According to the U.S. Naval Institute, the U.S. Navy could consider the conversion of merchant ships into missile ships as the solution to reach the goal of a 355-ship force (which reaches only 290 ships nowadays).

US Navy could convert civil ships into missile ships 925 001 Container ship (Picture source : Pinterest)

To get to 355, the Navy’s 2019 ship-building plan proposes an eventual composition of 12 aircraft carriers, 12 ballistic-missile submarines, 66 attack submarines, 104 large surface combatants, 52 small surface combatants, 38 amphibious warfare ships, and 71 combat logistics and support ships.

But this goal couldn't be reached in the next 30 years, according to the Congressional Budget Office. Therefore, the Navy has announced the extension of the service-life of some destroyers and attack submarines. Even with this countermeasure, the cost of the operation could reach up to $US 109 billion per year, until 2047, which the Navy can't afford to pay.

To cut this cost, the US Navy could have an alternative solution which would be to convert existing merchant hulls into missile-armed ships. Additional hulls are indeed needed to compete with near-peer opponents and converting civil ships into Vertical Launching System (VLS) missile-cell carriers could be the answer.

This solution would provide the Navy an increased VLS-cell-number metric, emphasizing fleet offensive and defensive capability. These container ships could contribute to the fight without requiring expensive sensor suites and increase the damage a strike group could inflict before closing to launch aircraft.

The nominal cost to acquire container or double-hulled tanker ships could be between $25 and $50 million per hull, depending on size and where they are constructed. And the cost to convert those ships into military ships should be modest.

These cheap missile ships are estimated being able to carry between 30 and 50 missiles. Then, converting 10 to 15 cargo ships would give the fleet between 300 and 750 missile cells.
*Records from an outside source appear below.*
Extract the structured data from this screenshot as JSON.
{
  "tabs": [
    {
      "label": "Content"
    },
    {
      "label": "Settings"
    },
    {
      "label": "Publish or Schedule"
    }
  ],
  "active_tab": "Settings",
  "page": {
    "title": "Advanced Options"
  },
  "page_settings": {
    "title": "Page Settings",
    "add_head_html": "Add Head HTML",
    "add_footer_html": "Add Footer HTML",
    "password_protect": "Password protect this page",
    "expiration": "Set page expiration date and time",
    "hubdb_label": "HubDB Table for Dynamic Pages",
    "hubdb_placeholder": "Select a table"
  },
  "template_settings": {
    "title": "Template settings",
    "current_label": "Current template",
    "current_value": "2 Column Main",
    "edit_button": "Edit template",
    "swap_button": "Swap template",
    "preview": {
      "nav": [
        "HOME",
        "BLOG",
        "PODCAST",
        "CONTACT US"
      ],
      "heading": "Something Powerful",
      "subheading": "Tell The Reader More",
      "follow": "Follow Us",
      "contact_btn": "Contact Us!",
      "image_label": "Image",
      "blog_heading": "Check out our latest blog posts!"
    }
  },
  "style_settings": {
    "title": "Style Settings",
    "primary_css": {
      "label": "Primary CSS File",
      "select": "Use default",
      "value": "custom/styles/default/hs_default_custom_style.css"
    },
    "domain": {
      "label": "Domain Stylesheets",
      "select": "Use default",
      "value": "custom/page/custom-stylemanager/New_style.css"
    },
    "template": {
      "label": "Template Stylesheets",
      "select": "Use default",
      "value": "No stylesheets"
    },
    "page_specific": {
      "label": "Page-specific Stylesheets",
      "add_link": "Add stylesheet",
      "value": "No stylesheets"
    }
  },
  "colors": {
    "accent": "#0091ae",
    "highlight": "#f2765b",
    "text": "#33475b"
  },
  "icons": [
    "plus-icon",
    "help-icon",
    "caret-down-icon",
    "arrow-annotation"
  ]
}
To conclude, such new missile ships could provide a great fire power to support naval combat groups among the globe, at lower costs than traditional naval vessels. It could also help the US Navy competing with the Chinese Navy in the South China Sea.